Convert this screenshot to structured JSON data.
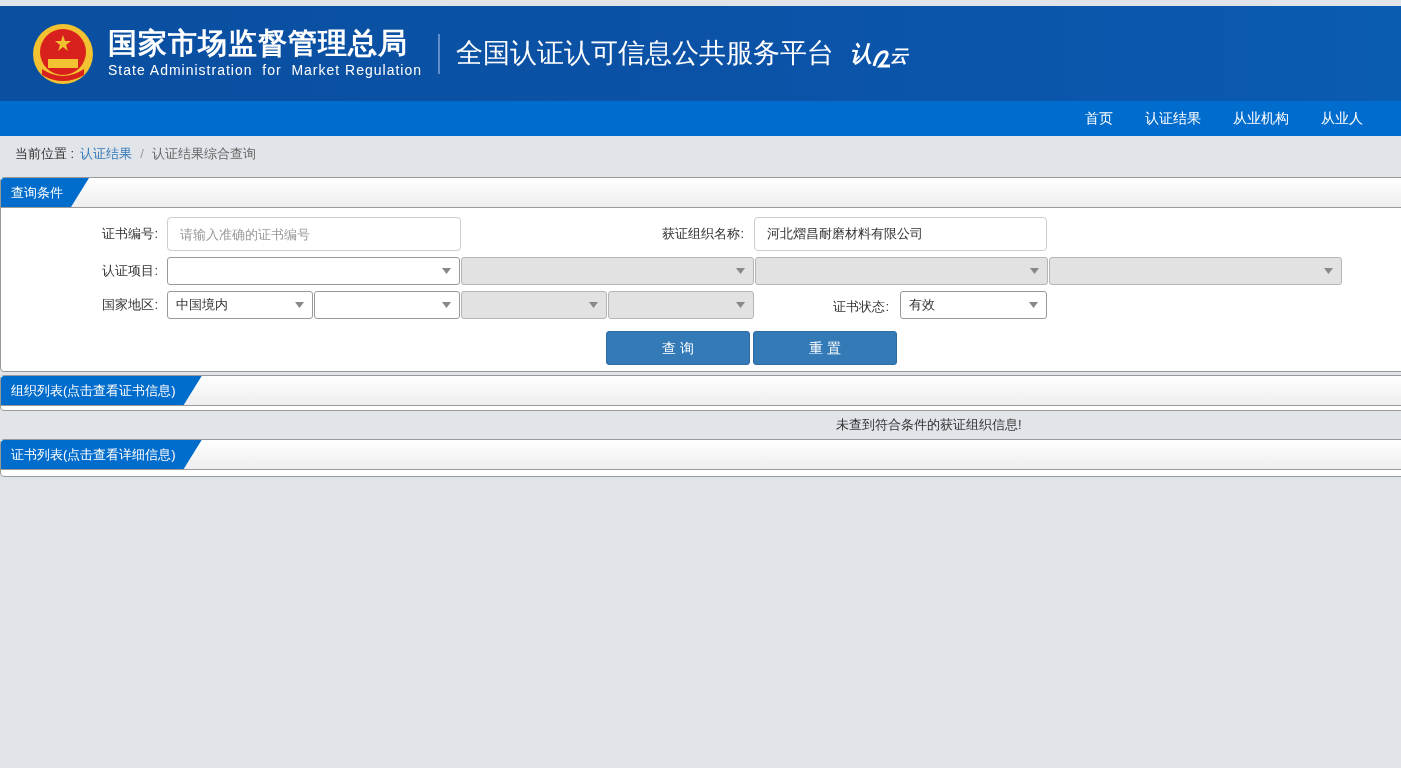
{
  "header": {
    "agency_name": "国家市场监督管理总局",
    "agency_name_en": "State Administration  for  Market Regulation",
    "platform_title": "全国认证认可信息公共服务平台",
    "logo_parts": [
      "认",
      "云"
    ]
  },
  "nav": [
    {
      "label": "首页",
      "selected": false
    },
    {
      "label": "认证结果",
      "selected": false
    },
    {
      "label": "从业机构",
      "selected": false
    },
    {
      "label": "从业人",
      "selected": false
    }
  ],
  "breadcrumb": {
    "prefix": "当前位置 :",
    "separator": "/",
    "items": [
      "认证结果",
      "认证结果综合查询"
    ]
  },
  "query_panel": {
    "title": "查询条件",
    "cert_number": {
      "label": "证书编号:",
      "placeholder": "请输入准确的证书编号"
    },
    "org_name": {
      "label": "获证组织名称:",
      "value": "河北熠昌耐磨材料有限公司"
    },
    "cert_project": {
      "label": "认证项目:",
      "selects": [
        {
          "disabled": false
        },
        {
          "disabled": true
        },
        {
          "disabled": true
        },
        {
          "disabled": true
        }
      ]
    },
    "region": {
      "label": "国家地区:",
      "selects": [
        {
          "value": "中国境内",
          "disabled": false
        },
        {
          "disabled": false
        },
        {
          "disabled": true
        },
        {
          "disabled": true
        }
      ]
    },
    "cert_status": {
      "label": "证书状态:",
      "value": "有效",
      "disabled": false
    },
    "buttons": [
      "查 询",
      "重 置"
    ]
  },
  "org_list": {
    "title": "组织列表(点击查看证书信息)",
    "empty_message": "未查到符合条件的获证组织信息!"
  },
  "cert_list": {
    "title": "证书列表(点击查看详细信息)"
  }
}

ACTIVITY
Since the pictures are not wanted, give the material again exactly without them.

REPLY
Convert this screenshot to structured JSON data.
{
  "header": {
    "agency_name": "国家市场监督管理总局",
    "agency_name_en": "State Administration  for  Market Regulation",
    "platform_title": "全国认证认可信息公共服务平台",
    "logo_parts": [
      "认",
      "云"
    ]
  },
  "nav": [
    {
      "label": "首页",
      "selected": false
    },
    {
      "label": "认证结果",
      "selected": false
    },
    {
      "label": "从业机构",
      "selected": false
    },
    {
      "label": "从业人",
      "selected": false
    }
  ],
  "breadcrumb": {
    "prefix": "当前位置 :",
    "separator": "/",
    "items": [
      "认证结果",
      "认证结果综合查询"
    ]
  },
  "query_panel": {
    "title": "查询条件",
    "cert_number": {
      "label": "证书编号:",
      "placeholder": "请输入准确的证书编号"
    },
    "org_name": {
      "label": "获证组织名称:",
      "value": "河北熠昌耐磨材料有限公司"
    },
    "cert_project": {
      "label": "认证项目:",
      "selects": [
        {
          "disabled": false
        },
        {
          "disabled": true
        },
        {
          "disabled": true
        },
        {
          "disabled": true
        }
      ]
    },
    "region": {
      "label": "国家地区:",
      "selects": [
        {
          "value": "中国境内",
          "disabled": false
        },
        {
          "disabled": false
        },
        {
          "disabled": true
        },
        {
          "disabled": true
        }
      ]
    },
    "cert_status": {
      "label": "证书状态:",
      "value": "有效",
      "disabled": false
    },
    "buttons": [
      "查 询",
      "重 置"
    ]
  },
  "org_list": {
    "title": "组织列表(点击查看证书信息)",
    "empty_message": "未查到符合条件的获证组织信息!"
  },
  "cert_list": {
    "title": "证书列表(点击查看详细信息)"
  }
}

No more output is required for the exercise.